“I don’t think I did anything wrong by turning down an illegal order.”
David Sanders was the third American war resister to make a refugee claim with the Immigration and Refugee Board in Canada seeking asylum.
Seeking financial aid for college, this 23 year old Arizonan joined the Navy in 2002. He completed boot camp two days before the United States began bombing Iraq, and started training as a cryptologist. Anticipating a deployment job handling information leading to raids and arrests, he “didn’t want to be a part of putting innocent people in prison… I felt that what we were doing there was wrong.”
A few weeks after learning that his unit was headed to Iraq, he walked off base and got on a bus to Toronto. Fearing deportation, he kept a low profile until finding lawyer Jeffry House, an American draft dodger who fled to Canada in 1970 and is now fighting to persuade the Canadian government to grant refugee status to American "deserters".

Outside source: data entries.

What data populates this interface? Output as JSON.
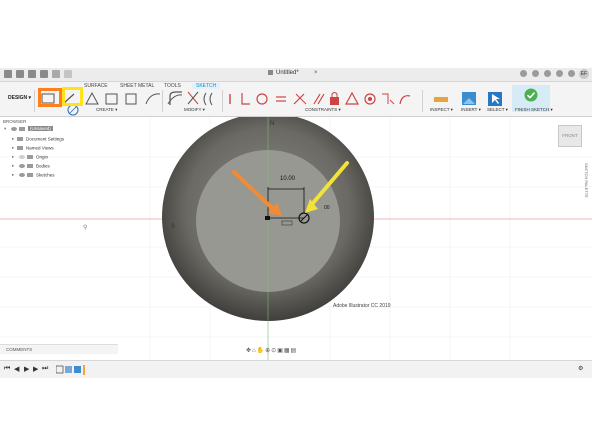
{
  "window": {
    "document_title": "Untitled*",
    "avatar_initials": "EF"
  },
  "ribbon": {
    "tabs": [
      "SURFACE",
      "SHEET METAL",
      "TOOLS",
      "SKETCH"
    ],
    "active_tab": "SKETCH",
    "workspace_button": "DESIGN ▾",
    "groups": {
      "create": "CREATE ▾",
      "modify": "MODIFY ▾",
      "constraints": "CONSTRAINTS ▾",
      "inspect": "INSPECT ▾",
      "insert": "INSERT ▾",
      "select": "SELECT ▾",
      "finish": "FINISH SKETCH ▾"
    }
  },
  "browser": {
    "header": "BROWSER",
    "root_tag": "(Unsaved)",
    "items": [
      "Document Settings",
      "Named Views",
      "Origin",
      "Bodies",
      "Sketches"
    ]
  },
  "canvas": {
    "dimension_label": "10.00",
    "dimension_label_2": "00",
    "axis_label_top": "N",
    "axis_label_left": "S",
    "viewcube_label": "FRONT",
    "sketch_palette_label": "SKETCH PALETTE"
  },
  "comments": {
    "label": "COMMENTS"
  },
  "footer": {
    "watermark": "Adobe Illustrator CC 2019"
  },
  "annotations": {
    "highlight_colors": {
      "orange": "#ff7f1e",
      "yellow": "#ffe21a"
    },
    "arrow_colors": {
      "orange": "#f28a36",
      "yellow": "#f2e33a"
    }
  }
}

But Sanders says he doesn’t actually consider himself a deserter. “I don’t think I did anything wrong by turning down an illegal order,” he says. “I don’t know what it’s called—I think it’s Nuremberg? (The Nuremberg Principles, [see here]established at the Nazi trials after World War II, declare that it is the right and responsibility of individual soldiers to refuse to follow illegal orders or to participate in war crimes.) — that’s what I followed by leaving.”